Sport Industry Spotlight: Key Learnings on Communications

16 Apr 2020

By: Sport Industry Group

The third Sport Industry Spotlight session - a new series of interactive, insight-driven, online panel sessions to aid those wanting to upskill in sport business - saw some of the sector’s most accomplished media professionals join together to explore the topic of communications from the point of view of brands, NGBs, rights holders and the media.

Each Sport Industry Spotlight session is based on a category at the Sport Industry Awards 2020 and the third panel cast a spotlight on 'Communications', with input from Kate Bosomworth, Former CMO, M&C Saatchi; Ali Donnelly, Executive Director of Digital, Marketing and Communications, Sport England; Ben Clissitt, Group Sports Director, Racing Post; and Jill Maxwell, Global Head of Brand Activation, Aberdeen Standard Investments.

As with all Sport Industry Spotlight sessions, the subject matter was led by attendees, through a series of interactive polls and questions from the floor, and directed the panellists to discuss a range of issues such as the most effective communications tools, the importance of traditional media, and importance of clear messaging and tone when speaking to the public.

Insights and Research

The need for a insight approach to communications was a new sentiment echoed by all of the panelists, with the need for extensive research, buy-in from the whole team, and timing key to success.

Sport England’s Donnelly said: “Everything has to be insight and data driven. At Sport England we have a huge insight team and we know everything about our audience. As a communications professional you have to know everything about your messaging and about your own campaign.

“You have to have insight on what your campaign’s about and what’s the audience you’re targeting. Tone is also key: If you get the tone wrong - as many have done in recent weeks - you’ll have to repair the trust over a much longer period of time.”

Jill Maxwell added from a brand perspective: “Timing is also really key: making sure there are no other corporate business announcements on the same day. There’s no point running creative campaigns if it conflicts with business messaging. 

“It all comes back to messaging if you get too crazy with it, people don’t realise what you’re talking about, and then you’re not meeting your objective. It’s about getting back to basics: just keeping those objectives in mind otherwise you can run off on a tangent.”

Messaging Always Comes First

The panel discussed the most important aspects of any communications campaign, agreeing that the fundamental cornerstone begins with clear messaging.
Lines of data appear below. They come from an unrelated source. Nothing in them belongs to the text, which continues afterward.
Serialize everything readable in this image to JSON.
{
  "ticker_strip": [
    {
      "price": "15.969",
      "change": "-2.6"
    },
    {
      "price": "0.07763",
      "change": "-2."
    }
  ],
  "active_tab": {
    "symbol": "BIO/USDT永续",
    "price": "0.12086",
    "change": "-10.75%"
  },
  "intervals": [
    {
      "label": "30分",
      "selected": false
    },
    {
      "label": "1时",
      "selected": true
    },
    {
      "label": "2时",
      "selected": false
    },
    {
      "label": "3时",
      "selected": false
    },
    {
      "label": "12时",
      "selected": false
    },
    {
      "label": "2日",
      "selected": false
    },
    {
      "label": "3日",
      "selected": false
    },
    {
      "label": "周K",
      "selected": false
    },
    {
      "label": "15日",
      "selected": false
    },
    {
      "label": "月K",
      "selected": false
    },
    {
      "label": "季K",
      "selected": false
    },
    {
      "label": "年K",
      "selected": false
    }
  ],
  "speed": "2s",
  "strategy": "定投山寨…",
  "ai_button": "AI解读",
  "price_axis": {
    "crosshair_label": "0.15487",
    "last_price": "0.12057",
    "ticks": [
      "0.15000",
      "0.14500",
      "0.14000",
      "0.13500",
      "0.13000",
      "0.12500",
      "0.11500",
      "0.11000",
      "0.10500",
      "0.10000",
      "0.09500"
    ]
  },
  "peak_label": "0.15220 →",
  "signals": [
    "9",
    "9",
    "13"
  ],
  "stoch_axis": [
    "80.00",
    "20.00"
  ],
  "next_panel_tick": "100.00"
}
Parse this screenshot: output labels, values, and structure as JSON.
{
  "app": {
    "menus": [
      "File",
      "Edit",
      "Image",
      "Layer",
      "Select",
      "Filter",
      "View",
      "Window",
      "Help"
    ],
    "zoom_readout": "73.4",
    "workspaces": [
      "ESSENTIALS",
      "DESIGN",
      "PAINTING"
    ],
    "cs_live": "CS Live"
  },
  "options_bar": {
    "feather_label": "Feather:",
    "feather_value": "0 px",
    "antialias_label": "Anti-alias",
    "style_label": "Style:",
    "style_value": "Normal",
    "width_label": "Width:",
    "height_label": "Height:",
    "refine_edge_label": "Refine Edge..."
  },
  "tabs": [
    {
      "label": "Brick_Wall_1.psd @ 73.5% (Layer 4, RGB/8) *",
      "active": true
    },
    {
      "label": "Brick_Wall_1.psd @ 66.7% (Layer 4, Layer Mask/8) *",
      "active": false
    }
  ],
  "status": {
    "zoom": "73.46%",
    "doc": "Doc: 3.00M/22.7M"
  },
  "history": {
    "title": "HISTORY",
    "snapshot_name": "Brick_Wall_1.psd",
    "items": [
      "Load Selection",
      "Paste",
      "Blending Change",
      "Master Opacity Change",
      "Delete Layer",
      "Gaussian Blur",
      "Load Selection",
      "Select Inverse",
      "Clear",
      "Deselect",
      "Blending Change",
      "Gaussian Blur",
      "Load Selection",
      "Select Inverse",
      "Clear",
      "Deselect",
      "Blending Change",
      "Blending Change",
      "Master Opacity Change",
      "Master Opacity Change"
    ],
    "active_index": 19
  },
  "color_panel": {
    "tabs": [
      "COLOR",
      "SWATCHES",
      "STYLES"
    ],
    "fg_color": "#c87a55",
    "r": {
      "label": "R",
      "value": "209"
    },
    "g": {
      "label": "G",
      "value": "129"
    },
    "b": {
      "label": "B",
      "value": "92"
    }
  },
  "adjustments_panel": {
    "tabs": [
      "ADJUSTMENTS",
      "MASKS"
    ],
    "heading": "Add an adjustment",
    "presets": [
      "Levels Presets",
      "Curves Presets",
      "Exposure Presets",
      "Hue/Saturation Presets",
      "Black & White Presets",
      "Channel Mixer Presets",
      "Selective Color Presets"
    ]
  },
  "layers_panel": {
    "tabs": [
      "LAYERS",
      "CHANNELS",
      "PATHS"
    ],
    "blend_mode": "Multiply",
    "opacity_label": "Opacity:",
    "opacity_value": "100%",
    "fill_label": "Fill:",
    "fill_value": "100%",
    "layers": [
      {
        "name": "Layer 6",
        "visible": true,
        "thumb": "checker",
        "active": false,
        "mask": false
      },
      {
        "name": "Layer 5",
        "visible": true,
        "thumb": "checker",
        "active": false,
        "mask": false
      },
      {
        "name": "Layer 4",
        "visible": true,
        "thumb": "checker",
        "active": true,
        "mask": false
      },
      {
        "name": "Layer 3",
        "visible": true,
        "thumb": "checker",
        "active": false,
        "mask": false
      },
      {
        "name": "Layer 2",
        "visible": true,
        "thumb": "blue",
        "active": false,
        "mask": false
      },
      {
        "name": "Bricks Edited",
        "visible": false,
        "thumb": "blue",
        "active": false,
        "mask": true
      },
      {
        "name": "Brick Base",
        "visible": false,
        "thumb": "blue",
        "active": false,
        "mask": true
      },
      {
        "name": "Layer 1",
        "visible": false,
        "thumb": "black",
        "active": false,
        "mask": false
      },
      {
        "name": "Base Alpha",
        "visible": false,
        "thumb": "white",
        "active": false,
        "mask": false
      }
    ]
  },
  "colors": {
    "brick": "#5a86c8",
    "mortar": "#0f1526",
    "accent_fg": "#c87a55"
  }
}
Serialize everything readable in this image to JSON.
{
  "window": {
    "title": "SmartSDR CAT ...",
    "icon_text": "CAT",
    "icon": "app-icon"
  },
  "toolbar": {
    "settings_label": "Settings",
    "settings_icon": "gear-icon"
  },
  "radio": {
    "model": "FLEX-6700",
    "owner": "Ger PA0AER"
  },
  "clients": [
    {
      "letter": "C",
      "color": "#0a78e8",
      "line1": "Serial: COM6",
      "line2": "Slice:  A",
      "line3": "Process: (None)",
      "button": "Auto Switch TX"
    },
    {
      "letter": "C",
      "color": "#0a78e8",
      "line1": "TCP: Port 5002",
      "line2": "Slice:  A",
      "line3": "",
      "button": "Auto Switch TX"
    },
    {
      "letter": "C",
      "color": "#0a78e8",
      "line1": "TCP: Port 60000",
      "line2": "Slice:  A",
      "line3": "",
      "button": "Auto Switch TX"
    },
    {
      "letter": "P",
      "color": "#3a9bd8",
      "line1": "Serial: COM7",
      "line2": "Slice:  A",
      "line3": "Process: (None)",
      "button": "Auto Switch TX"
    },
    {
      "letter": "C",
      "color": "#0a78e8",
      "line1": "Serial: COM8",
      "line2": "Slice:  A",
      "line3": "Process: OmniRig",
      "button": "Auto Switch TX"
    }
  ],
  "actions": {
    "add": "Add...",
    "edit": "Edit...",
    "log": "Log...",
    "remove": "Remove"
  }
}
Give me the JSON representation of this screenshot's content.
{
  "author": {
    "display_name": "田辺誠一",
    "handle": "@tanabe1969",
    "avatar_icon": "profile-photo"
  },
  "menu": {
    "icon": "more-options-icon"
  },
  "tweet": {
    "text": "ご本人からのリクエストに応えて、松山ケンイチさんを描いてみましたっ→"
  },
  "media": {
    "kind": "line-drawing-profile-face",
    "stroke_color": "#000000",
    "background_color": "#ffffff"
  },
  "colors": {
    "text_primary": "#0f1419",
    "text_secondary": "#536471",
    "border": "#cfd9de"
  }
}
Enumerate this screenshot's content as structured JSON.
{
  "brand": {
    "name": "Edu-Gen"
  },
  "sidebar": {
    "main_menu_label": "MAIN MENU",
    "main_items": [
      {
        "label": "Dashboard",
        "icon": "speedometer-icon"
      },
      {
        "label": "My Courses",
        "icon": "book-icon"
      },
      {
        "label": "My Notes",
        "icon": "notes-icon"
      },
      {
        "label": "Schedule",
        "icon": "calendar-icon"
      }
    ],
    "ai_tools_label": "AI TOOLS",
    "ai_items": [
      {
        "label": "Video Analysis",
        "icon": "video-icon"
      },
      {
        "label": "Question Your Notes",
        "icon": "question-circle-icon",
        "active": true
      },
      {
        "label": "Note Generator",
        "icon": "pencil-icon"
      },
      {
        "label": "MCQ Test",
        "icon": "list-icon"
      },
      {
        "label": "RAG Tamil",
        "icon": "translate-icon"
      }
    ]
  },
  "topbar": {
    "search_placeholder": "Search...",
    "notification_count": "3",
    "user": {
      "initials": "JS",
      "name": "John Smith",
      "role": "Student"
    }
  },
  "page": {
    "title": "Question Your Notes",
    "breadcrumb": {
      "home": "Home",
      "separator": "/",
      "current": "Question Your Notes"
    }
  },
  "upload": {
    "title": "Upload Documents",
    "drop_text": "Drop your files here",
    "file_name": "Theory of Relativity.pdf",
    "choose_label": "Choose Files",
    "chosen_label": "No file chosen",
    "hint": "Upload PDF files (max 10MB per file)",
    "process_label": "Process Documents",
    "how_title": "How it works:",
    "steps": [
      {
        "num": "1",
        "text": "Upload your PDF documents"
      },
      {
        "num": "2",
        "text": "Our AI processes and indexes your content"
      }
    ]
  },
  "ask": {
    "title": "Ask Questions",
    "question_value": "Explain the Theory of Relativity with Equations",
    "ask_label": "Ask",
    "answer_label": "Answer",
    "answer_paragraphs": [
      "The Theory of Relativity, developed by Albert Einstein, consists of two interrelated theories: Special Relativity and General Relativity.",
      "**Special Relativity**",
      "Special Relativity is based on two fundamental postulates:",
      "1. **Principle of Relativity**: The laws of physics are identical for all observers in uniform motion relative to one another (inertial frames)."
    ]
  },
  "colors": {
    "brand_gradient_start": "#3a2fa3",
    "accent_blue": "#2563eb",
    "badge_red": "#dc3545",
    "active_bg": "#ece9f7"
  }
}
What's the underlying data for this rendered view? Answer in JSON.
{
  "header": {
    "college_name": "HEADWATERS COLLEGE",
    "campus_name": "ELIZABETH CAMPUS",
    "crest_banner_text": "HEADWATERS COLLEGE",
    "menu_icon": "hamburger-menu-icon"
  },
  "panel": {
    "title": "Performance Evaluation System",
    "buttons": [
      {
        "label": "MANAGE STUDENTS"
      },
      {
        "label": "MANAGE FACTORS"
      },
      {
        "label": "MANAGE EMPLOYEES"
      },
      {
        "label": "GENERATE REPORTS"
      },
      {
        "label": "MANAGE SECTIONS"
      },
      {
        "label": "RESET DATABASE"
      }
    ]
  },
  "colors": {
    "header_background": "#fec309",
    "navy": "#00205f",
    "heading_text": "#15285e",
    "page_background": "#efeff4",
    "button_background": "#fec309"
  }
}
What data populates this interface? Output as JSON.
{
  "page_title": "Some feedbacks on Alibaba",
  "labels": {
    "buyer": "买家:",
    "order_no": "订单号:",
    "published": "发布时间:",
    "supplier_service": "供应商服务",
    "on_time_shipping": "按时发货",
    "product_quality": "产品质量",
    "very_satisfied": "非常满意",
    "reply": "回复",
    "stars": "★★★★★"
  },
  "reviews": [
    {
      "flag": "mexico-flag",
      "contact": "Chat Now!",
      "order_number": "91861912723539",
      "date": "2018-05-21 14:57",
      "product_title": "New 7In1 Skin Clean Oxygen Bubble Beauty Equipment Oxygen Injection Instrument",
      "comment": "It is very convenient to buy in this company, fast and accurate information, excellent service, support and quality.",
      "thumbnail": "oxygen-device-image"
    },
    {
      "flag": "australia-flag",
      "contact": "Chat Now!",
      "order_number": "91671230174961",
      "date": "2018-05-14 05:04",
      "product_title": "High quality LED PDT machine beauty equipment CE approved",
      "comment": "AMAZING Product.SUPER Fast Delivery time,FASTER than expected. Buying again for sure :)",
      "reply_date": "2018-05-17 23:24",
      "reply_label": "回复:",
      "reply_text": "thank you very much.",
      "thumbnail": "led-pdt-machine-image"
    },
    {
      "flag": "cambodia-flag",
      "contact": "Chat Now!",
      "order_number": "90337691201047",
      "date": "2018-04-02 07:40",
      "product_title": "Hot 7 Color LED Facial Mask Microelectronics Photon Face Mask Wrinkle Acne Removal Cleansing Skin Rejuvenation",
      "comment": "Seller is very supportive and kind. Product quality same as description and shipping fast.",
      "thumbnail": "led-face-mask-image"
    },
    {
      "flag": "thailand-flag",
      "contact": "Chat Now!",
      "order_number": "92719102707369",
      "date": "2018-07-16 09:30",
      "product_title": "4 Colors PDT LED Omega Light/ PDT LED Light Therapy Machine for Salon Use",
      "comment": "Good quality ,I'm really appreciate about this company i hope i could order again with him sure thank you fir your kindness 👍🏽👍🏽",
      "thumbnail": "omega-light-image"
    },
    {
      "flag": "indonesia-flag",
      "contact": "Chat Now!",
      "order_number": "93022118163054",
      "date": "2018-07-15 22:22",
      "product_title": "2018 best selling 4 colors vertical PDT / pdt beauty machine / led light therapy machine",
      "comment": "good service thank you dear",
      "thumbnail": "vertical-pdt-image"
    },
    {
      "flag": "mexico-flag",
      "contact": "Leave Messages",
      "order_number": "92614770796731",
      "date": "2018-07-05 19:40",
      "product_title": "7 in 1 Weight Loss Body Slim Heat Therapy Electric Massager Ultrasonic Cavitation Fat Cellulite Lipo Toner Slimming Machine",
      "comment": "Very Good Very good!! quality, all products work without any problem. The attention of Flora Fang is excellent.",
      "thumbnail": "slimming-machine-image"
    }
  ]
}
From a journalistic background Ben Clissitt, who led the sport departments at both The Guardian and The Telegraph before joining the Racing Post, said: “The ‘who, what, where, when, why’ are the key elements of the story but the ‘what’ is always the key thing.

Everything has a part to play and all the tools are the ingredients that go into the recipe to make a successful campaign.”

Former CMO, M&C Saatchi, Bosomworth added: “There’s no point in looking at the option of an extensive social media campaign if the messaging isn’t clear. Simplicity and clarity of messaging is absolutely crucial. Simple messaging stays in the brain longer and can drive greater impact with it. 

It has to be crystal clear and has to have been road tested before you go live with it.”

Donnelly was equally emphatic about the importance of honing the message: “First of all you’ve got to know exactly what you want to say to your audience, and that comes from extensive testing,” she said. “This Girl Can went through a year of testing. Clear messaging to me is the most important thing.”


Sport Industry Spotlight is driven by genuine insider insight, and with interactivity built in throughout, the sessions make learning about the industry’s finest work both easy and accessible.

Join next week for Sport Industry Spotlight: Fan Engagement, to talk all things digital experiences, in-person activations, and building engaged, loyal and active fan bases across any sport.​